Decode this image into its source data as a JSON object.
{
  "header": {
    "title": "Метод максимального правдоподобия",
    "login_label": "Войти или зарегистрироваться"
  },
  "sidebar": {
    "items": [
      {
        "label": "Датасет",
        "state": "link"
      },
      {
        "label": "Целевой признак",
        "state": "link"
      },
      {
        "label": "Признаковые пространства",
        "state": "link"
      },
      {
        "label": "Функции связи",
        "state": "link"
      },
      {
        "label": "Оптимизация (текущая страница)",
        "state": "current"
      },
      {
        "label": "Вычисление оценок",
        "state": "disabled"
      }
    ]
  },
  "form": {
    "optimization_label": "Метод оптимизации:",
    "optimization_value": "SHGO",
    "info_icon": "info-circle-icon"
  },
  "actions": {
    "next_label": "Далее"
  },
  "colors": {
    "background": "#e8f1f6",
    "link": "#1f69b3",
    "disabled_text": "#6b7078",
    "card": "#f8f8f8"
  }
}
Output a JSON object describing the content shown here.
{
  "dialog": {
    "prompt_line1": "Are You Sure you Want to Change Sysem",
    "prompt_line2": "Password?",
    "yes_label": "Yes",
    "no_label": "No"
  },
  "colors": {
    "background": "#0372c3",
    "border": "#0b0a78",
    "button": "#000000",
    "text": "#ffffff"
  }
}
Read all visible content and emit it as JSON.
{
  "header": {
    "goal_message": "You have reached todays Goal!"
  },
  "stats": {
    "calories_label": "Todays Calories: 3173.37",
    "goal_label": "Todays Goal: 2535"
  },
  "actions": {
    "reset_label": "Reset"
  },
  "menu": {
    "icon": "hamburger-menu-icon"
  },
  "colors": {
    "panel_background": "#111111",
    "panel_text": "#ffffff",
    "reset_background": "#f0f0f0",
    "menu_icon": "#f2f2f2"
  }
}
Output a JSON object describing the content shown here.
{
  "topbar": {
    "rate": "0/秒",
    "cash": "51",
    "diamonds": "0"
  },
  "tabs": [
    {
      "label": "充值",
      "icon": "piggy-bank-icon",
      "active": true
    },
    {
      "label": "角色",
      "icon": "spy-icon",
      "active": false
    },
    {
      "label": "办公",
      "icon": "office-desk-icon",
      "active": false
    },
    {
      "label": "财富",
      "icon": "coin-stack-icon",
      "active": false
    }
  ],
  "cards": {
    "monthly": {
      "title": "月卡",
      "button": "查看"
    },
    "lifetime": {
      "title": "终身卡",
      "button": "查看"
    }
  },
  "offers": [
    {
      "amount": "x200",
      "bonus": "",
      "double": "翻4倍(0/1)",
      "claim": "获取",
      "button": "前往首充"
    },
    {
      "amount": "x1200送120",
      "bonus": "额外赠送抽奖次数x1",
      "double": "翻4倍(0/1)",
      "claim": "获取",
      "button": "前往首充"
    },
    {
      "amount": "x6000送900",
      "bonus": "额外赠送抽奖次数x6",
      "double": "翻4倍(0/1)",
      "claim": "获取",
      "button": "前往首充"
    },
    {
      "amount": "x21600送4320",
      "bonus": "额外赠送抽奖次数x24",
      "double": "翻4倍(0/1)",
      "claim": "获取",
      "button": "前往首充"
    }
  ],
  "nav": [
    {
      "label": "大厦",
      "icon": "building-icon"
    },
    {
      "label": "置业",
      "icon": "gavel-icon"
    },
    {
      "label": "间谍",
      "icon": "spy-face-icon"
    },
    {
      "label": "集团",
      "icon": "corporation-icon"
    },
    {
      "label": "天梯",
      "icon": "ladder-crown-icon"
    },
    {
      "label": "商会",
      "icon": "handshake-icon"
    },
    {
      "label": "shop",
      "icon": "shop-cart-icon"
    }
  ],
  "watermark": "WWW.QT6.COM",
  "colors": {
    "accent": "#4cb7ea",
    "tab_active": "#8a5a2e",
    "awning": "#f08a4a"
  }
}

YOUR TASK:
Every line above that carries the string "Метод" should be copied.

WORKED SOLUTION:
    "title": "Метод максимального правдоподобия",
    "optimization_label": "Метод оптимизации:",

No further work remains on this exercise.